communicate, all at the same time. As noted above, there is a dependency
between computation and communication:
y[i] must be computed before
it can be copied to the CPU. Fortunately, the system can copy
y[i] to reduce the total running time.
We conclude with an illustration of the computational graph and its dependencies for a simple two-layer MLP when training on a CPU and two GPUs, as depicted in Fig. 12.3.1. It would be quite painful to schedule the parallel program resulting from this manually. This is where it is advantageous to have a graph based compute backend for optimization.
Modern systems have a variety of devices, such as multiple GPUs and CPUs. They can be used in parallel, asynchronously.

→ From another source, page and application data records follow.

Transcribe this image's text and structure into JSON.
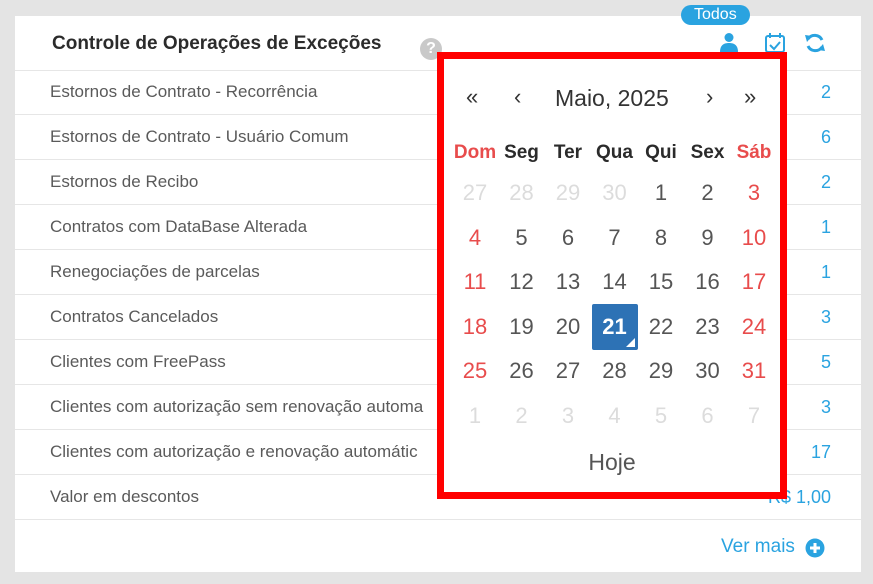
{
  "panel": {
    "title": "Controle de Operações de Exceções",
    "help": "?",
    "badge": "Todos",
    "footer_link": "Ver mais"
  },
  "rows": [
    {
      "label": "Estornos de Contrato - Recorrência",
      "value": "2"
    },
    {
      "label": "Estornos de Contrato - Usuário Comum",
      "value": "6"
    },
    {
      "label": "Estornos de Recibo",
      "value": "2"
    },
    {
      "label": "Contratos com DataBase Alterada",
      "value": "1"
    },
    {
      "label": "Renegociações de parcelas",
      "value": "1"
    },
    {
      "label": "Contratos Cancelados",
      "value": "3"
    },
    {
      "label": "Clientes com FreePass",
      "value": "5"
    },
    {
      "label": "Clientes com autorização sem renovação automa",
      "value": "3"
    },
    {
      "label": "Clientes com autorização e renovação automátic",
      "value": "17"
    },
    {
      "label": "Valor em descontos",
      "value": "R$ 1,00"
    }
  ],
  "datepicker": {
    "month_label": "Maio, 2025",
    "prev_year": "«",
    "prev_month": "‹",
    "next_month": "›",
    "next_year": "»",
    "weekdays": [
      "Dom",
      "Seg",
      "Ter",
      "Qua",
      "Qui",
      "Sex",
      "Sáb"
    ],
    "weeks": [
      [
        27,
        28,
        29,
        30,
        1,
        2,
        3
      ],
      [
        4,
        5,
        6,
        7,
        8,
        9,
        10
      ],
      [
        11,
        12,
        13,
        14,
        15,
        16,
        17
      ],
      [
        18,
        19,
        20,
        21,
        22,
        23,
        24
      ],
      [
        25,
        26,
        27,
        28,
        29,
        30,
        31
      ],
      [
        1,
        2,
        3,
        4,
        5,
        6,
        7
      ]
    ],
    "outside_month": [
      [
        0,
        0
      ],
      [
        0,
        1
      ],
      [
        0,
        2
      ],
      [
        0,
        3
      ],
      [
        5,
        0
      ],
      [
        5,
        1
      ],
      [
        5,
        2
      ],
      [
        5,
        3
      ],
      [
        5,
        4
      ],
      [
        5,
        5
      ],
      [
        5,
        6
      ]
    ],
    "selected_day": 21,
    "today_label": "Hoje"
  },
  "colors": {
    "accent": "#2aa3e0",
    "weekend": "#e84c4c",
    "selected": "#2d72b5",
    "highlight_border": "#ff0000"
  },
  "icons": [
    "help-icon",
    "user-icon",
    "calendar-check-icon",
    "refresh-icon",
    "plus-circle-icon"
  ]
}
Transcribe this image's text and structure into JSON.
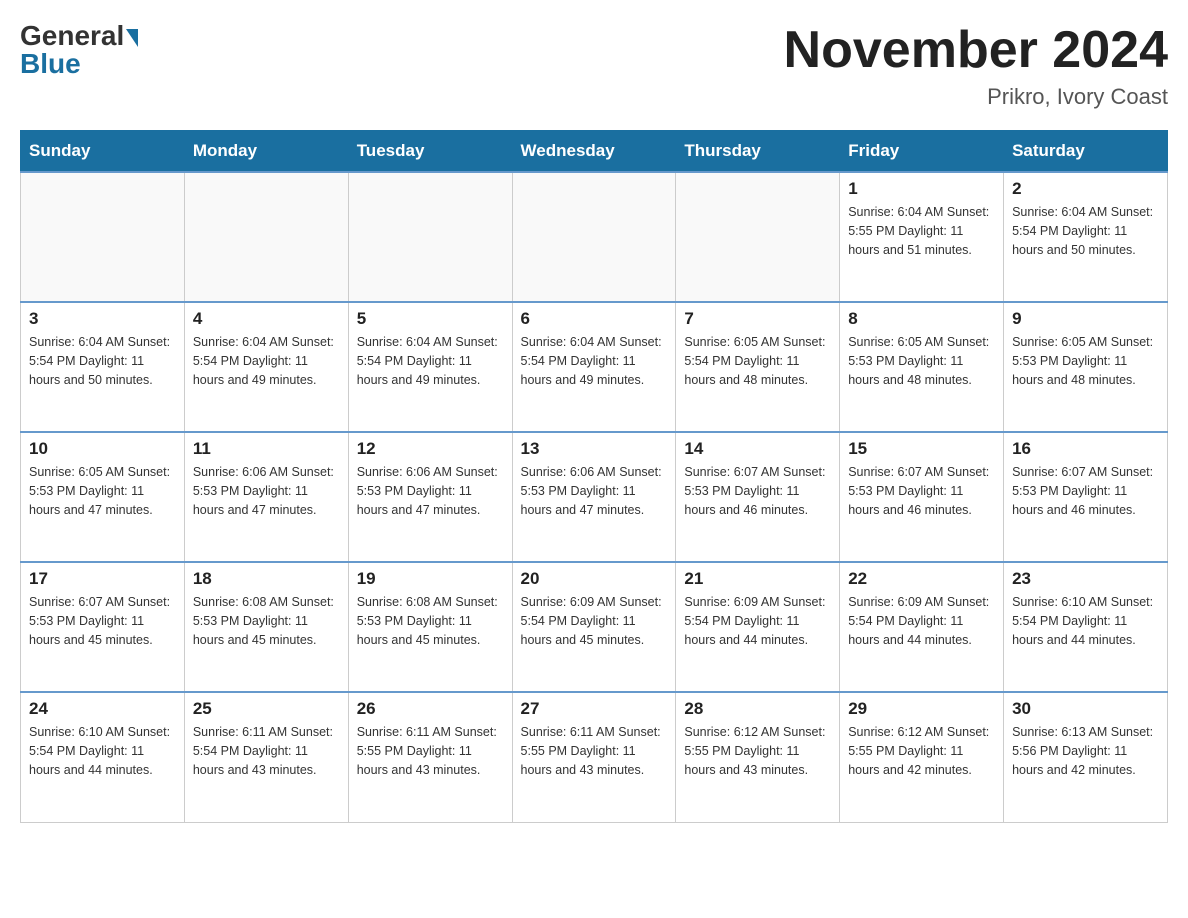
{
  "logo": {
    "general": "General",
    "blue": "Blue"
  },
  "title": "November 2024",
  "location": "Prikro, Ivory Coast",
  "days_of_week": [
    "Sunday",
    "Monday",
    "Tuesday",
    "Wednesday",
    "Thursday",
    "Friday",
    "Saturday"
  ],
  "weeks": [
    [
      {
        "day": "",
        "info": ""
      },
      {
        "day": "",
        "info": ""
      },
      {
        "day": "",
        "info": ""
      },
      {
        "day": "",
        "info": ""
      },
      {
        "day": "",
        "info": ""
      },
      {
        "day": "1",
        "info": "Sunrise: 6:04 AM\nSunset: 5:55 PM\nDaylight: 11 hours and 51 minutes."
      },
      {
        "day": "2",
        "info": "Sunrise: 6:04 AM\nSunset: 5:54 PM\nDaylight: 11 hours and 50 minutes."
      }
    ],
    [
      {
        "day": "3",
        "info": "Sunrise: 6:04 AM\nSunset: 5:54 PM\nDaylight: 11 hours and 50 minutes."
      },
      {
        "day": "4",
        "info": "Sunrise: 6:04 AM\nSunset: 5:54 PM\nDaylight: 11 hours and 49 minutes."
      },
      {
        "day": "5",
        "info": "Sunrise: 6:04 AM\nSunset: 5:54 PM\nDaylight: 11 hours and 49 minutes."
      },
      {
        "day": "6",
        "info": "Sunrise: 6:04 AM\nSunset: 5:54 PM\nDaylight: 11 hours and 49 minutes."
      },
      {
        "day": "7",
        "info": "Sunrise: 6:05 AM\nSunset: 5:54 PM\nDaylight: 11 hours and 48 minutes."
      },
      {
        "day": "8",
        "info": "Sunrise: 6:05 AM\nSunset: 5:53 PM\nDaylight: 11 hours and 48 minutes."
      },
      {
        "day": "9",
        "info": "Sunrise: 6:05 AM\nSunset: 5:53 PM\nDaylight: 11 hours and 48 minutes."
      }
    ],
    [
      {
        "day": "10",
        "info": "Sunrise: 6:05 AM\nSunset: 5:53 PM\nDaylight: 11 hours and 47 minutes."
      },
      {
        "day": "11",
        "info": "Sunrise: 6:06 AM\nSunset: 5:53 PM\nDaylight: 11 hours and 47 minutes."
      },
      {
        "day": "12",
        "info": "Sunrise: 6:06 AM\nSunset: 5:53 PM\nDaylight: 11 hours and 47 minutes."
      },
      {
        "day": "13",
        "info": "Sunrise: 6:06 AM\nSunset: 5:53 PM\nDaylight: 11 hours and 47 minutes."
      },
      {
        "day": "14",
        "info": "Sunrise: 6:07 AM\nSunset: 5:53 PM\nDaylight: 11 hours and 46 minutes."
      },
      {
        "day": "15",
        "info": "Sunrise: 6:07 AM\nSunset: 5:53 PM\nDaylight: 11 hours and 46 minutes."
      },
      {
        "day": "16",
        "info": "Sunrise: 6:07 AM\nSunset: 5:53 PM\nDaylight: 11 hours and 46 minutes."
      }
    ],
    [
      {
        "day": "17",
        "info": "Sunrise: 6:07 AM\nSunset: 5:53 PM\nDaylight: 11 hours and 45 minutes."
      },
      {
        "day": "18",
        "info": "Sunrise: 6:08 AM\nSunset: 5:53 PM\nDaylight: 11 hours and 45 minutes."
      },
      {
        "day": "19",
        "info": "Sunrise: 6:08 AM\nSunset: 5:53 PM\nDaylight: 11 hours and 45 minutes."
      },
      {
        "day": "20",
        "info": "Sunrise: 6:09 AM\nSunset: 5:54 PM\nDaylight: 11 hours and 45 minutes."
      },
      {
        "day": "21",
        "info": "Sunrise: 6:09 AM\nSunset: 5:54 PM\nDaylight: 11 hours and 44 minutes."
      },
      {
        "day": "22",
        "info": "Sunrise: 6:09 AM\nSunset: 5:54 PM\nDaylight: 11 hours and 44 minutes."
      },
      {
        "day": "23",
        "info": "Sunrise: 6:10 AM\nSunset: 5:54 PM\nDaylight: 11 hours and 44 minutes."
      }
    ],
    [
      {
        "day": "24",
        "info": "Sunrise: 6:10 AM\nSunset: 5:54 PM\nDaylight: 11 hours and 44 minutes."
      },
      {
        "day": "25",
        "info": "Sunrise: 6:11 AM\nSunset: 5:54 PM\nDaylight: 11 hours and 43 minutes."
      },
      {
        "day": "26",
        "info": "Sunrise: 6:11 AM\nSunset: 5:55 PM\nDaylight: 11 hours and 43 minutes."
      },
      {
        "day": "27",
        "info": "Sunrise: 6:11 AM\nSunset: 5:55 PM\nDaylight: 11 hours and 43 minutes."
      },
      {
        "day": "28",
        "info": "Sunrise: 6:12 AM\nSunset: 5:55 PM\nDaylight: 11 hours and 43 minutes."
      },
      {
        "day": "29",
        "info": "Sunrise: 6:12 AM\nSunset: 5:55 PM\nDaylight: 11 hours and 42 minutes."
      },
      {
        "day": "30",
        "info": "Sunrise: 6:13 AM\nSunset: 5:56 PM\nDaylight: 11 hours and 42 minutes."
      }
    ]
  ]
}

Modern systems also have a variety of resources for communication, such as PCI Express, storage (typically SSD or via network), and network bandwidth. They can be used in parallel for peak efficiency.
The backend can improve performance through through automatic parallel computation and communication.
10 operations were performed in the
runfunction defined in this section. There are no dependencies between them. Design an experiment to see if MXNet will automatically execute them in parallel.
When the workload of an individual operator is sufficiently small, parallelization can help even on a single CPU or GPU. Design an experiment to verify this.
Design an experiment that uses parallel computation on CPU, GPU and communication between both devices.
Use a debugger such as NVIDIA’s Nsight to verify that your code is efficient.
Designing computation tasks that include more complex data dependencies, and run experiments to see if you can obtain the correct results while improving performance.